Should You Have Allergy Testing? Ask Yourself These Three Questions
When you live with allergies, the entire scope of your world changes. You no longer go to outdoor events and weekend trips without making sure that you’ve packed your allergy medicine to help alleviate your sniffing, sneezing and other symptoms. While medication may give you some relief, if you are looking for a more permanent solution, it may be time to have an allergy test.
While pollen, mold and pet dander are typically considered the “usual suspects,” in truth, there are hundreds of possible causes for your allergies, and getting the relief you need means getting to the heart of what’s bothering you. In cases like this, an allergy test is your best course of action. This will help us determine not only the specific allergens that are causing your problems, but it gives us a framework to start immunotherapy, a long-term solution to chronic allergies.
Should you have an allergy test? We’ve prepared a list of questions to help you find answers.
1. How often do my allergies bother me?
If your allergy symptoms last longer than two weeks and keep returning, you should consider allergy testing. Typically, acute sinus and allergy problems last no more than four weeks, while chronic ones can last significantly longer— eight-to-twelve weeks. Chronic allergies linger for years.
2. Does over-the-counter medication alleviate all your symptoms?
Many can simply take an OTC medication such as Benadryl or Zyrtec and be fine throughout allergy season. For others, OTC and prescription medications aren’t effective. Even if they do relieve your symptoms, you will have to take the medications for several years in order to keep the allergies from returning. In many cases, it’s more convenient, and economical, to undergo immunotherapy (allergy shots) to permanently alleviate your symptoms…and an allergy test is the first step in that process.
3. Do your allergies still bother you even though you’re avoiding the suspected allergens?
It’s not unusual for patients to come to us seeking treatment for pet dander allergies only to discover that “Fido” is not the problem! Many assume that they are allergic to pollen or mold when, in actuality, it may be a completely different substance causing the problem. It’s very possible that the things you’re trying to avoid aren’t the source of your problems.
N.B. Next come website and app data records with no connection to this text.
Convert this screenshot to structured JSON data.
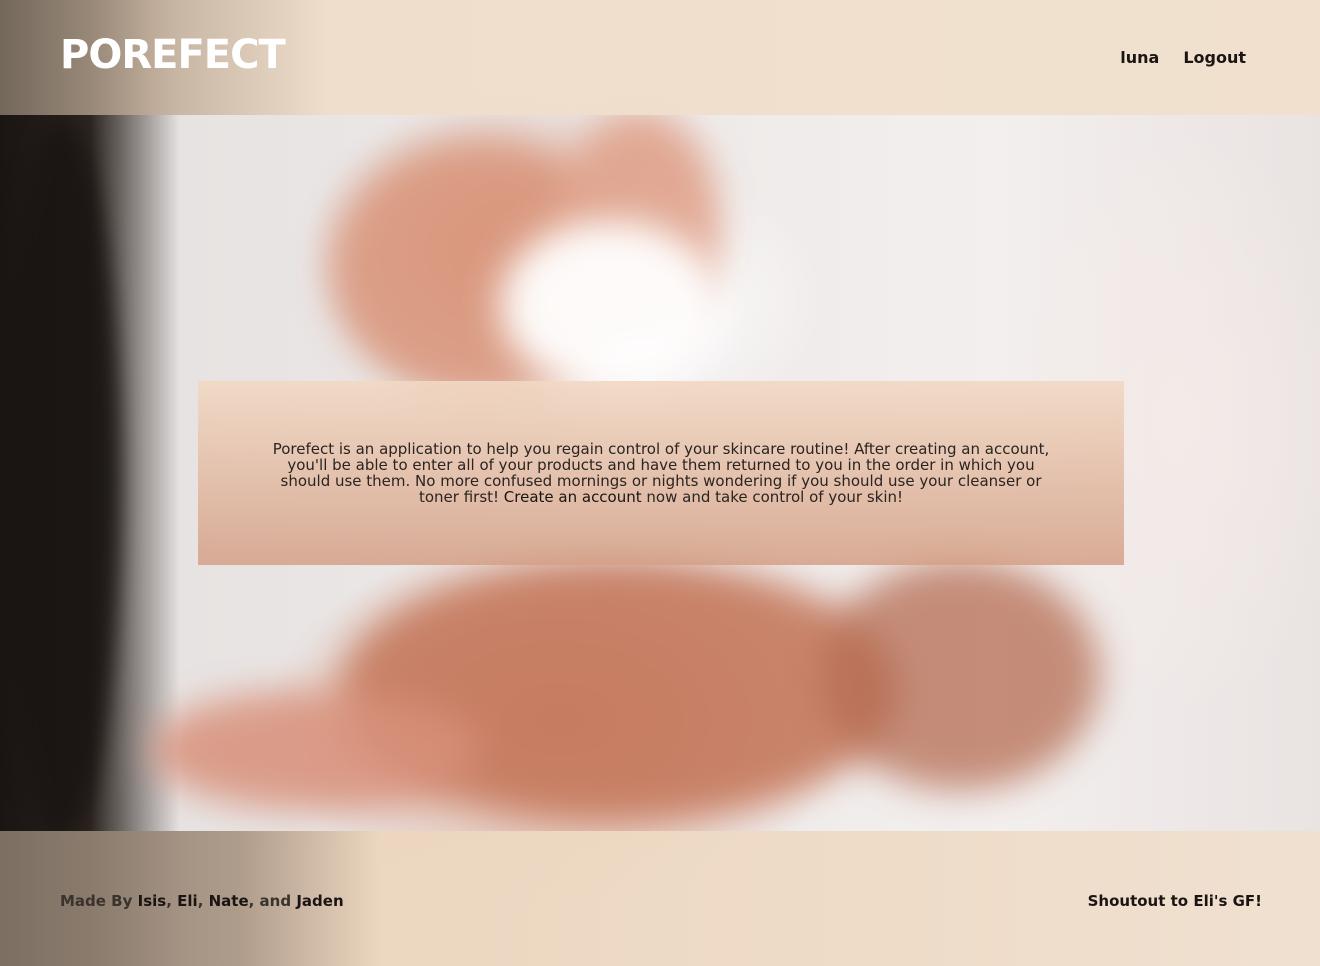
{
  "header": {
    "logo": "POREFECT",
    "nav": {
      "user_label": "luna",
      "logout_label": "Logout"
    }
  },
  "about": {
    "text_before_link": "Porefect is an application to help you regain control of your skincare routine! After creating an account, you'll be able to enter all of your products and have them returned to you in the order in which you should use them. No more confused mornings or nights wondering if you should use your cleanser or toner first! ",
    "link_label": "Create an account",
    "text_after_link": " now and take control of your skin!"
  },
  "footer": {
    "made_by_label": "Made By",
    "authors": [
      "Isis",
      "Eli",
      "Nate",
      "Jaden"
    ],
    "separator_1": ", ",
    "separator_2": ", ",
    "separator_3": ", and ",
    "shoutout": "Shoutout to Eli's GF!"
  },
  "colors": {
    "header_bg": "#F1E0CD",
    "footer_bg": "#F0E0CF",
    "text_dark": "#1B1613",
    "logo": "#FFFFFF"
  }
}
An allergy test helps us isolate the core problem and prescribe the appropriate treatment.
Who shouldn’t have allergy tests?
While these skin tests are generally safe, we will need to evaluate your individual case before administering them. An allergy skin test may not be the right choice if:
• You’ve ever had a severe, life-threatening allergic reaction
• You’re currently taking medications that are likely to interfere with test results
• You have severe eczema or psoriasis
What is immunotherapy, and how can it help me?
Immunotherapy, which is often referred to as “allergy shots,” desensitizes your body by exposing it to small, diluted versions of the allergens that are causing problems. Through the course of treatment, your body adjusts and no longer reacts to the allergen. This means, you’ll be able to participate in the activities you enjoy without having to take allergy medicine every day.
Raleigh Medical Group’s Complete Guide to Allergy and Sinus Treatment
As internal medicine specialists, we don’t merely treat a set of symptoms; we look at the entire patient, evaluating all your needs ranging from nutritional choices to annual wellness exams. This holistic approach is one of the reasons we’re perfectly suited to provide treatment for allergies and sinus problems.
We have an extensive library of articles that cover every aspect of seasonal allergies along with useful information on how to avoid them and what to do if you suffer from chronic problems. We invite you to take a closer look at the following blog posts:
What is Immunotherapy for Allergy Treatment?
5 Ways Allergies Slow You Down
The 3 Most Common North Carolina Allergies: How to Avoid Them
3 Solutions for Common Sinus Problems
5 Ways Allergy Sufferers Can Sleep Soundly
4 Ways to Make Your Home a No-Allergy Zone